Annually:
Converted Residential Dwellings with shared facilities
F1 High hazard industrial occupancy
Food trucks / trailers, food carts, commissaries
Every 30 Months:
Converted Residential Dwellings
Every Three Years:
F2 Medium hazard industrial occupancies
Every Five Years:
F3 Low hazard industrial occupancies
In order for the Winnipeg Fire Department to meet the legal requirements of these regulations, the costs associated with providing this service will be recovered (on a cost recovery basis) by means of inspection fees charged to the business owner and/or facility. The inspection fee is based on actual inspection time, the Fire Inspector's report writing time, and travel time for all initial and follow-up inspections.

Fireworks, Pyrotechnics and Flame Effects
A permit is required for all fireworks, pyrotechnic displays and flame effects. Permits for Consumer Fireworks displays on property citizens do not own, must be obtained at the Winnipeg Fire Paramedic Service, Fire Prevention Branch on the second floor, 185 King Street. A permission letter is required.

Open-Air permits
The number of Burn permits issued varies from year to year. Since 2005, residential back yard burning in fire pits no longer requires a permit while all other types of burning require a permit and a permit fee.

Property File Search
At the request of a lawyer, on behalf of a client, a property file search is conducted by the City to determine if there are any outstanding violations and/or Orders from Health, Planning, Property and Development, or Fire Prevention Branch for a property. A property file search does not generate an inspection; it is merely a search of existing records. Property file searches are coordinated through Planning, Property and Development and there is also a fee associated with these.

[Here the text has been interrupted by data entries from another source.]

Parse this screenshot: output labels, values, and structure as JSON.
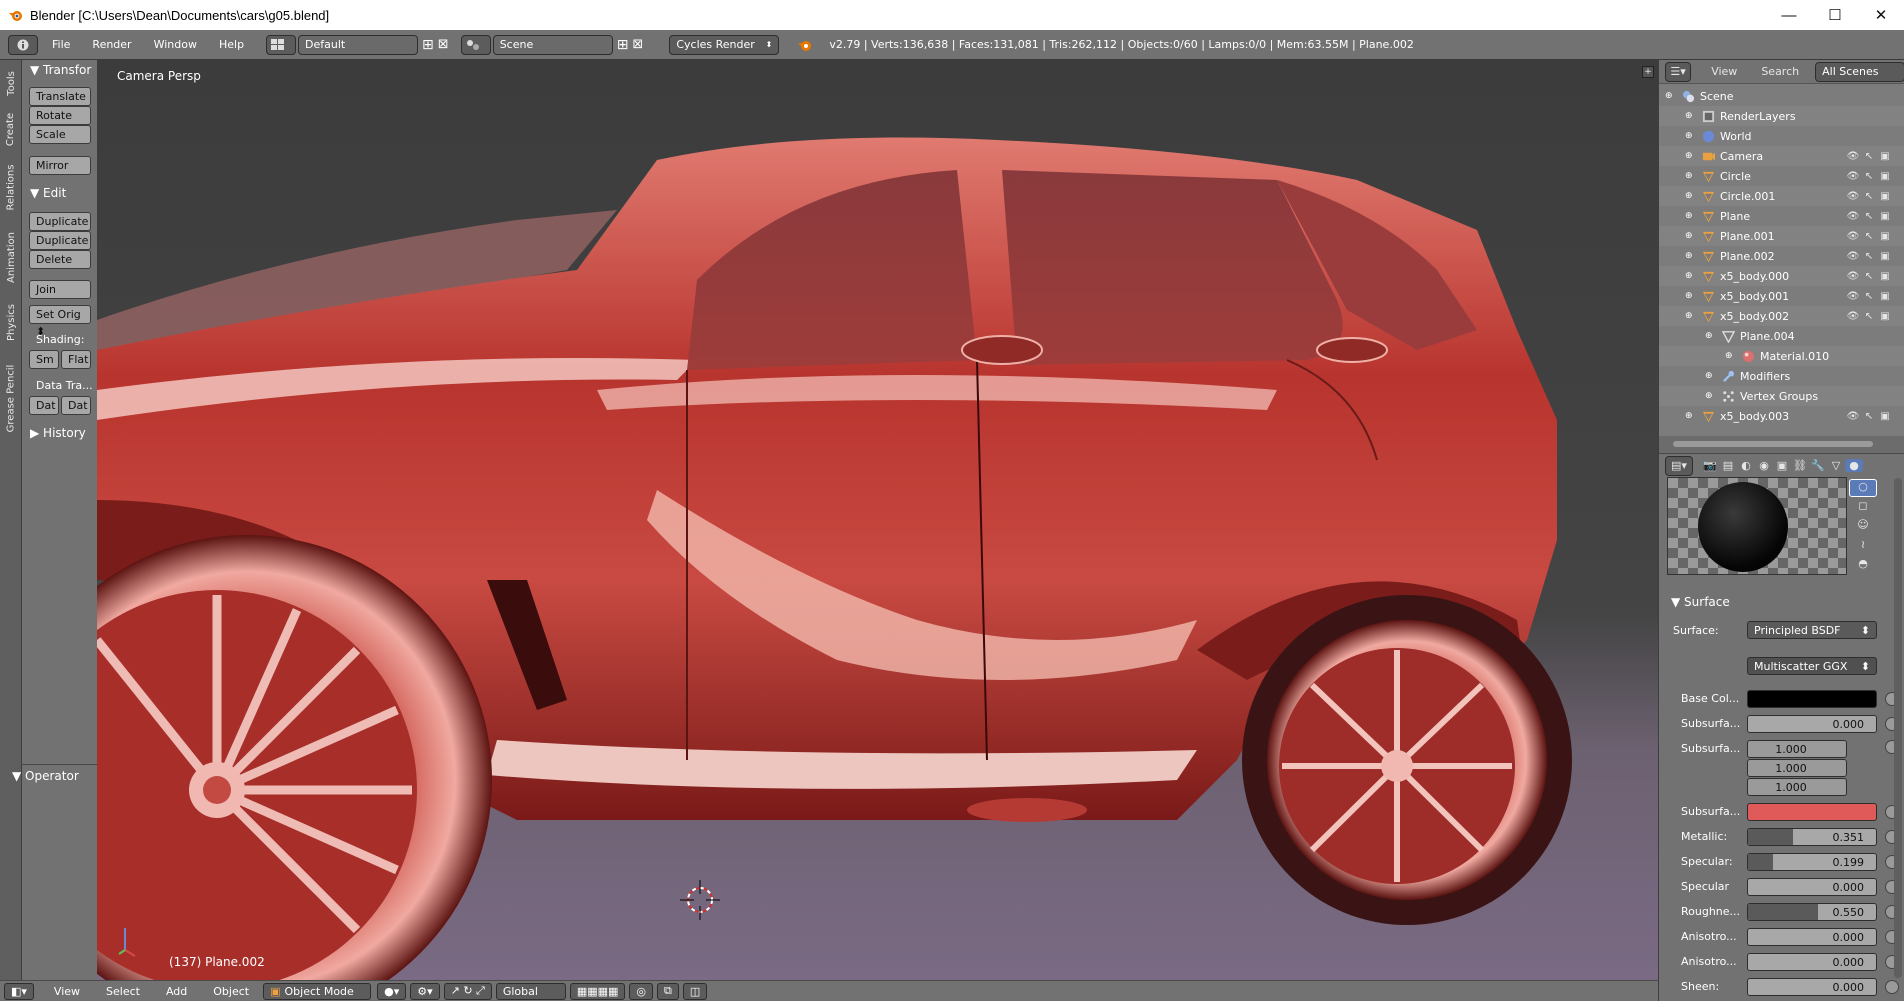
{
  "window": {
    "title": "Blender [C:\\Users\\Dean\\Documents\\cars\\g05.blend]",
    "minimize": "—",
    "maximize": "☐",
    "close": "✕"
  },
  "info_bar": {
    "menus": [
      "File",
      "Render",
      "Window",
      "Help"
    ],
    "screen_layout": "Default",
    "scene": "Scene",
    "render_engine": "Cycles Render",
    "stats": "v2.79 | Verts:136,638 | Faces:131,081 | Tris:262,112 | Objects:0/60 | Lamps:0/0 | Mem:63.55M | Plane.002"
  },
  "tool_tabs": [
    "Tools",
    "Create",
    "Relations",
    "Animation",
    "Physics",
    "Grease Pencil"
  ],
  "tool_shelf": {
    "transform_header": "Transfor",
    "transform_buttons": [
      "Translate",
      "Rotate",
      "Scale"
    ],
    "mirror": "Mirror",
    "edit_header": "Edit",
    "edit_buttons": [
      "Duplicate",
      "Duplicate",
      "Delete"
    ],
    "join": "Join",
    "set_origin": "Set Orig",
    "shading_label": "Shading:",
    "smooth": "Sm",
    "flat": "Flat",
    "data_transfer_label": "Data Tra...",
    "dat1": "Dat",
    "dat2": "Dat",
    "history_header": "History",
    "operator_header": "Operator"
  },
  "viewport": {
    "view_label": "Camera Persp",
    "object_label": "(137) Plane.002",
    "car_color": "#c0403a"
  },
  "bottom_bar": {
    "menus": [
      "View",
      "Select",
      "Add",
      "Object"
    ],
    "mode": "Object Mode",
    "orientation": "Global"
  },
  "outliner": {
    "header_items": [
      "View",
      "Search",
      "All Scenes"
    ],
    "rows": [
      {
        "name": "Scene",
        "indent": 0,
        "icon": "scene"
      },
      {
        "name": "RenderLayers",
        "indent": 1,
        "icon": "renderlayers"
      },
      {
        "name": "World",
        "indent": 1,
        "icon": "world"
      },
      {
        "name": "Camera",
        "indent": 1,
        "icon": "camera"
      },
      {
        "name": "Circle",
        "indent": 1,
        "icon": "mesh"
      },
      {
        "name": "Circle.001",
        "indent": 1,
        "icon": "mesh"
      },
      {
        "name": "Plane",
        "indent": 1,
        "icon": "mesh"
      },
      {
        "name": "Plane.001",
        "indent": 1,
        "icon": "mesh"
      },
      {
        "name": "Plane.002",
        "indent": 1,
        "icon": "mesh"
      },
      {
        "name": "x5_body.000",
        "indent": 1,
        "icon": "mesh"
      },
      {
        "name": "x5_body.001",
        "indent": 1,
        "icon": "mesh"
      },
      {
        "name": "x5_body.002",
        "indent": 1,
        "icon": "mesh"
      },
      {
        "name": "Plane.004",
        "indent": 2,
        "icon": "meshdata"
      },
      {
        "name": "Material.010",
        "indent": 3,
        "icon": "material"
      },
      {
        "name": "Modifiers",
        "indent": 2,
        "icon": "wrench"
      },
      {
        "name": "Vertex Groups",
        "indent": 2,
        "icon": "vgroup"
      },
      {
        "name": "x5_body.003",
        "indent": 1,
        "icon": "mesh"
      }
    ]
  },
  "properties": {
    "surface_header": "Surface",
    "surface_label": "Surface:",
    "surface_value": "Principled BSDF",
    "distribution_value": "Multiscatter GGX",
    "rows": [
      {
        "label": "Base Col...",
        "type": "color",
        "color": "#000000"
      },
      {
        "label": "Subsurfa...",
        "type": "value",
        "value": "0.000",
        "fill": 0
      },
      {
        "label": "Subsurfa...",
        "type": "vector",
        "values": [
          "1.000",
          "1.000",
          "1.000"
        ]
      },
      {
        "label": "Subsurfa...",
        "type": "color",
        "color": "#e05a5a"
      },
      {
        "label": "Metallic:",
        "type": "value",
        "value": "0.351",
        "fill": 0.351
      },
      {
        "label": "Specular:",
        "type": "value",
        "value": "0.199",
        "fill": 0.199
      },
      {
        "label": "Specular",
        "type": "value",
        "value": "0.000",
        "fill": 0
      },
      {
        "label": "Roughne...",
        "type": "value",
        "value": "0.550",
        "fill": 0.55
      },
      {
        "label": "Anisotro...",
        "type": "value",
        "value": "0.000",
        "fill": 0
      },
      {
        "label": "Anisotro...",
        "type": "value",
        "value": "0.000",
        "fill": 0
      },
      {
        "label": "Sheen:",
        "type": "value",
        "value": "0.000",
        "fill": 0
      }
    ]
  }
}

Plan Examination
Fire Prevention provides a plan review service on behalf of Planning, Property and Development to ensure that Building Code requirements are met for water supply and firefighting access to buildings. The number of plan examinations is dependent on the volume of permits obtained. Permits for development, construction, specific events, large tents, etc., are examined by the Fire Prevention Branch Plan Examiner. Permit fees vary.

Fire Safety Plan Review
Various occupancies are required to produce and annually update a Fire Safety Plan. The Manitoba Fire Code describes buildings required to have a Fire Safety Plan as well as the content of the plan.

Last update: May 29, 2017